╭─ Material provided

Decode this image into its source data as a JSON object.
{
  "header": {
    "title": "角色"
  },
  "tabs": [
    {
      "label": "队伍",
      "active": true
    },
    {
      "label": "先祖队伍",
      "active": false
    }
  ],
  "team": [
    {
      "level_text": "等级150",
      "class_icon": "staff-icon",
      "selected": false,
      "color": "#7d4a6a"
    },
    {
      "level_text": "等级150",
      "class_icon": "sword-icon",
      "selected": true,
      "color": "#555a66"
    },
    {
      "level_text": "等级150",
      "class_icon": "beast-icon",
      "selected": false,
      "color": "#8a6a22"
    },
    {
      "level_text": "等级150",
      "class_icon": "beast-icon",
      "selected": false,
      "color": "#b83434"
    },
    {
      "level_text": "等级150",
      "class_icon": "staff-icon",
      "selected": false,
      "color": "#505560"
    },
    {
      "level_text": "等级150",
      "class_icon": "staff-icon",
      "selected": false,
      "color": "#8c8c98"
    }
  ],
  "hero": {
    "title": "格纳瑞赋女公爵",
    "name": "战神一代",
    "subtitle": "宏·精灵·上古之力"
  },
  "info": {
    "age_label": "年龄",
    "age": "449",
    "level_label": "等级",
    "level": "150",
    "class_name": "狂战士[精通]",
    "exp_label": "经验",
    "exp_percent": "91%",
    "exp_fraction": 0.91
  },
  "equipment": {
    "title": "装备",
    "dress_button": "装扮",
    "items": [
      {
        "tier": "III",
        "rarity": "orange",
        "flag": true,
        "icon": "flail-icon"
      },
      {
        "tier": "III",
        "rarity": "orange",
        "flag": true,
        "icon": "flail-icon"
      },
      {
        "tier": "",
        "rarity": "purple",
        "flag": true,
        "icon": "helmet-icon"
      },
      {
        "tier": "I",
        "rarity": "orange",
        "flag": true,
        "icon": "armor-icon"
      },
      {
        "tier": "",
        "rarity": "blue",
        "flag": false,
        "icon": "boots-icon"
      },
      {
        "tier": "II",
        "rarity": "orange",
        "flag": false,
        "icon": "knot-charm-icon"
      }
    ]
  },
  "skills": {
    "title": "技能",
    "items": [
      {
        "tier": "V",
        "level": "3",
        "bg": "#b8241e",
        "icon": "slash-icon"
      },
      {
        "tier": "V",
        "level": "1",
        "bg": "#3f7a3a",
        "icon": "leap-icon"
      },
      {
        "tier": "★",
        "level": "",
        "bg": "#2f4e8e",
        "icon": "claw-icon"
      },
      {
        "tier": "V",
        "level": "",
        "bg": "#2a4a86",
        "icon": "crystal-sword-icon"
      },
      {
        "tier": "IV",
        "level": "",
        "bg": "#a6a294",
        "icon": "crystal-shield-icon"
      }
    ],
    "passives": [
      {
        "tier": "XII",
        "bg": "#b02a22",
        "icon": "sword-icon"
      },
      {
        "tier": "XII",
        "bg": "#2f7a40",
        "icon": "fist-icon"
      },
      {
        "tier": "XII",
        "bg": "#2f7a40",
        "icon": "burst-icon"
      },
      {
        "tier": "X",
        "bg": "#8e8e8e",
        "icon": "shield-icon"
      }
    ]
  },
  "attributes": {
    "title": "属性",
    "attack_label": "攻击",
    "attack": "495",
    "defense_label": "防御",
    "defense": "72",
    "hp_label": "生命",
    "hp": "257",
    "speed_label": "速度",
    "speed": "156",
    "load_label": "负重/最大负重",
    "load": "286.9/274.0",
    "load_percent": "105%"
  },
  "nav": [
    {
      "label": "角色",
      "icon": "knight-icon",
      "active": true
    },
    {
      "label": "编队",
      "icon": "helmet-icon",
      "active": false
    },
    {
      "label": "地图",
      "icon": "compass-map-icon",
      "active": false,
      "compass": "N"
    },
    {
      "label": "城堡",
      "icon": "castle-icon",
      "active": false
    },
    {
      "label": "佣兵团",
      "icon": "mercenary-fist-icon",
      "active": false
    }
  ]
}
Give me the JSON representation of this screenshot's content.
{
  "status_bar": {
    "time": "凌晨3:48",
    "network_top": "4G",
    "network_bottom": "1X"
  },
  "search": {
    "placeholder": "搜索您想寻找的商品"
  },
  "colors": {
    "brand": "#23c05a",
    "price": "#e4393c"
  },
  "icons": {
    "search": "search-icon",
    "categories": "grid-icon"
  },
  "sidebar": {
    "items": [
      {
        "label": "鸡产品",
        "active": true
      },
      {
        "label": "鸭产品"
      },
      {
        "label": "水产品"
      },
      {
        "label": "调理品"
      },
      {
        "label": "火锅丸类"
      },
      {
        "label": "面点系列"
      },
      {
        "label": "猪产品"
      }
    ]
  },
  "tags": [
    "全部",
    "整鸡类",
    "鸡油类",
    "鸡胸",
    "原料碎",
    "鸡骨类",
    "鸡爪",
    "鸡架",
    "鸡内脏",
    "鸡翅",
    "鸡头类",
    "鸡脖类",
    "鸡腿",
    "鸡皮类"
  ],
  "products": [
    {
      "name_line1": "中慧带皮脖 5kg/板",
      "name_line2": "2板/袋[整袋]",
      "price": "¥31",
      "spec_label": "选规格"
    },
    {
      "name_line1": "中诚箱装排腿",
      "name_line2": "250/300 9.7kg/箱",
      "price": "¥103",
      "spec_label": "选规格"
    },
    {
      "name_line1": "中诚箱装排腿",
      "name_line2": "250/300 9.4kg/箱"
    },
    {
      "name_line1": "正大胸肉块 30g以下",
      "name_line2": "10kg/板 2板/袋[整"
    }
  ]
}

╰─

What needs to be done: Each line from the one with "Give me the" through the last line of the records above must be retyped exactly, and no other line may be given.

Expected answer:
Give me the JSON representation of this screenshot's content.
{
  "status_bar": {
    "time": "凌晨3:48",
    "network_top": "4G",
    "network_bottom": "1X"
  },
  "search": {
    "placeholder": "搜索您想寻找的商品"
  },
  "colors": {
    "brand": "#23c05a",
    "price": "#e4393c"
  },
  "icons": {
    "search": "search-icon",
    "categories": "grid-icon"
  },
  "sidebar": {
    "items": [
      {
        "label": "鸡产品",
        "active": true
      },
      {
        "label": "鸭产品"
      },
      {
        "label": "水产品"
      },
      {
        "label": "调理品"
      },
      {
        "label": "火锅丸类"
      },
      {
        "label": "面点系列"
      },
      {
        "label": "猪产品"
      }
    ]
  },
  "tags": [
    "全部",
    "整鸡类",
    "鸡油类",
    "鸡胸",
    "原料碎",
    "鸡骨类",
    "鸡爪",
    "鸡架",
    "鸡内脏",
    "鸡翅",
    "鸡头类",
    "鸡脖类",
    "鸡腿",
    "鸡皮类"
  ],
  "products": [
    {
      "name_line1": "中慧带皮脖 5kg/板",
      "name_line2": "2板/袋[整袋]",
      "price": "¥31",
      "spec_label": "选规格"
    },
    {
      "name_line1": "中诚箱装排腿",
      "name_line2": "250/300 9.7kg/箱",
      "price": "¥103",
      "spec_label": "选规格"
    },
    {
      "name_line1": "中诚箱装排腿",
      "name_line2": "250/300 9.4kg/箱"
    },
    {
      "name_line1": "正大胸肉块 30g以下",
      "name_line2": "10kg/板 2板/袋[整"
    }
  ]
}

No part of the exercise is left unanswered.